Ahead of the first public impeachment hearing Wednesday, President Donald Trump complained in a tweet about the “high priced outside lawyer” that Rep. Adam Schiff, D-Calif., picked to question witnesses.

There was just one problem: The Republican impeachment lawyer has made more this year.

How a Capitol Hill staffer and a James Bond screenwriter dramatized ‘The Report’
Political Theater, Episode 101

Journalists follow Senate Intelligence Chairwoman Dianne Feinstein as she leaves her office on her way to the chamber floor to speak about the CIA torture report being released by the committee on on Dec. 9, 2014. (Bill Clark/CQ Roll Call file photo)

The release of the Senate Intelligence Committee’s torture report in 2014 was a compelling episode in American history, detailing as it did the CIA’s use of so-called enhanced interrogation techniques on suspected terrorists and their lack of effectiveness. That doesn’t mean the seven-year investigation that led to the report automatically lends itself to high drama, particularly when one considers that many of those seven years were spent reading sensitive CIA documents in a windowless room. That makes the new movie “The Report” that much more of an accomplishment.

Director and screenwriter Scott Z. Burns had his work cut out for him, constructing a political thriller out of the efforts led by Intelligence Committee staffer Daniel J. Jones. Burns and Jones explained some of thinking that went into the film’s narrative, as well as the issues it explores, in the latest Political Theater podcast with CQ Roll Call senior staff writer Niels Lesniewski and me. 

Why Katie Hill had to go
California Democrat couldn’t stay on in a chamber that had promised to change its ways

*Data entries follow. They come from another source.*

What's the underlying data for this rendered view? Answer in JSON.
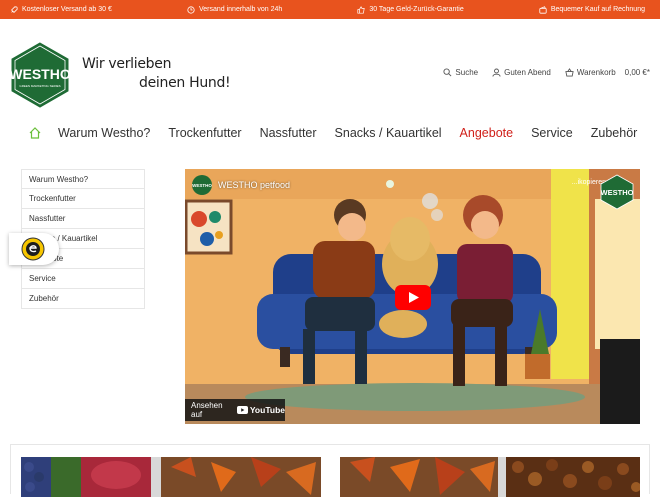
{
  "topbar": {
    "items": [
      {
        "icon": "rocket-icon",
        "label": "Kostenloser Versand ab 30 €"
      },
      {
        "icon": "clock-icon",
        "label": "Versand innerhalb von 24h"
      },
      {
        "icon": "thumbs-up-icon",
        "label": "30 Tage Geld-Zurück-Garantie"
      },
      {
        "icon": "wallet-icon",
        "label": "Bequemer Kauf auf Rechnung"
      }
    ]
  },
  "header": {
    "logo_text": "WESTHO",
    "logo_subtext": "GREEN MARKETING SERIES",
    "slogan_line1": "Wir verlieben",
    "slogan_line2": "deinen Hund!",
    "search_label": "Suche",
    "account_label": "Guten Abend",
    "cart_label": "Warenkorb",
    "cart_total": "0,00 €*"
  },
  "nav": {
    "items": [
      "Warum Westho?",
      "Trockenfutter",
      "Nassfutter",
      "Snacks / Kauartikel",
      "Angebote",
      "Service",
      "Zubehör"
    ],
    "active": "Angebote"
  },
  "sidebar": {
    "items": [
      "Warum Westho?",
      "Trockenfutter",
      "Nassfutter",
      "Snacks / Kauartikel",
      "Angebote",
      "Service",
      "Zubehör"
    ]
  },
  "video": {
    "title": "WESTHO petfood",
    "topright": "...ikopieren",
    "watch_on": "Ansehen auf",
    "platform": "YouTube",
    "logo_text": "WESTHO"
  },
  "colors": {
    "topbar": "#e8531e",
    "accent": "#d0201a",
    "brand_green": "#1f6b35"
  }
}
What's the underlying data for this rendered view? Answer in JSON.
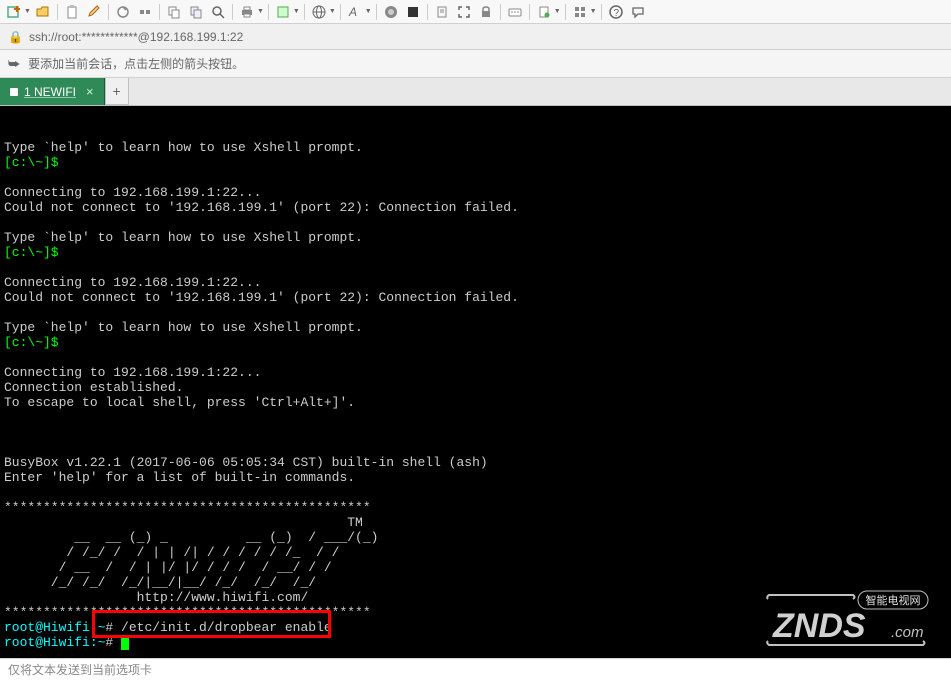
{
  "address_bar": {
    "text": "ssh://root:************@192.168.199.1:22"
  },
  "info_bar": {
    "text": "要添加当前会话，点击左侧的箭头按钮。"
  },
  "tabs": {
    "active": {
      "label": "1 NEWIFI",
      "prefix_underlined": "1"
    }
  },
  "terminal": {
    "prompt_local": "[c:\\~]$",
    "lines": {
      "help1": "Type `help' to learn how to use Xshell prompt.",
      "connecting": "Connecting to 192.168.199.1:22...",
      "conn_fail": "Could not connect to '192.168.199.1' (port 22): Connection failed.",
      "conn_est": "Connection established.",
      "escape": "To escape to local shell, press 'Ctrl+Alt+]'.",
      "busybox": "BusyBox v1.22.1 (2017-06-06 05:05:34 CST) built-in shell (ash)",
      "enter_help": "Enter 'help' for a list of built-in commands.",
      "ascii_sep": "***********************************************",
      "ascii_tm": "                                            TM",
      "ascii_l1": "         __  __ (_) _          __ (_)  / ___/(_)",
      "ascii_l2": "        / /_/ /  / | | /| / / / / / /_  / /",
      "ascii_l3": "       / __  /  / | |/ |/ / / /  / __/ / /",
      "ascii_l4": "      /_/ /_/  /_/|__/|__/ /_/  /_/  /_/",
      "ascii_url": "                 http://www.hiwifi.com/",
      "prompt_hiwifi": "root@Hiwifi:~",
      "hash": "#",
      "cmd": " /etc/init.d/dropbear enable"
    }
  },
  "status_bar": {
    "text": "仅将文本发送到当前选项卡"
  },
  "watermark": {
    "main": "ZNDS",
    "sub": "智能电视网",
    "suffix": ".com"
  },
  "toolbar_icons": [
    "new-session",
    "open",
    "paste",
    "edit",
    "settings",
    "reconnect",
    "disconnect",
    "copy",
    "find",
    "print",
    "capture",
    "encoding",
    "font",
    "color",
    "scroll",
    "lock",
    "fullscreen",
    "keymap",
    "folder",
    "view",
    "help",
    "tips"
  ]
}
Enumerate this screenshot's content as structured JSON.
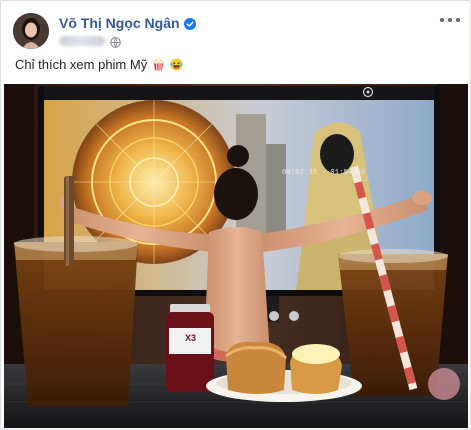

With the new rules in place regarding relationships between lawmakers and their staff, California Rep. Katie Hill had no choice but to resign, Murphy writes. (Tom Williams/CQ Roll Call file photo)

OPINION — There is nothing worse than watching a person you’re rooting for make a mistake. In the case of former Rep. Katie Hill, the talented newcomer made a major mistake when she engaged in a relationship with a campaign staffer leading up to the 2018 midterm elections. She was right to resign her seat last week because of it.

Hill’s mistake was not simply having an affair, especially in this case when the relationship seems to have been consensual and even something her husband was aware of and participated in. But the California Democrat’s choice to start and continue a relationship with a young staffer on her congressional campaign happened at the very time that other women on Capitol Hill were fighting to protect staffers long subjected to sexual harassment by their bosses there.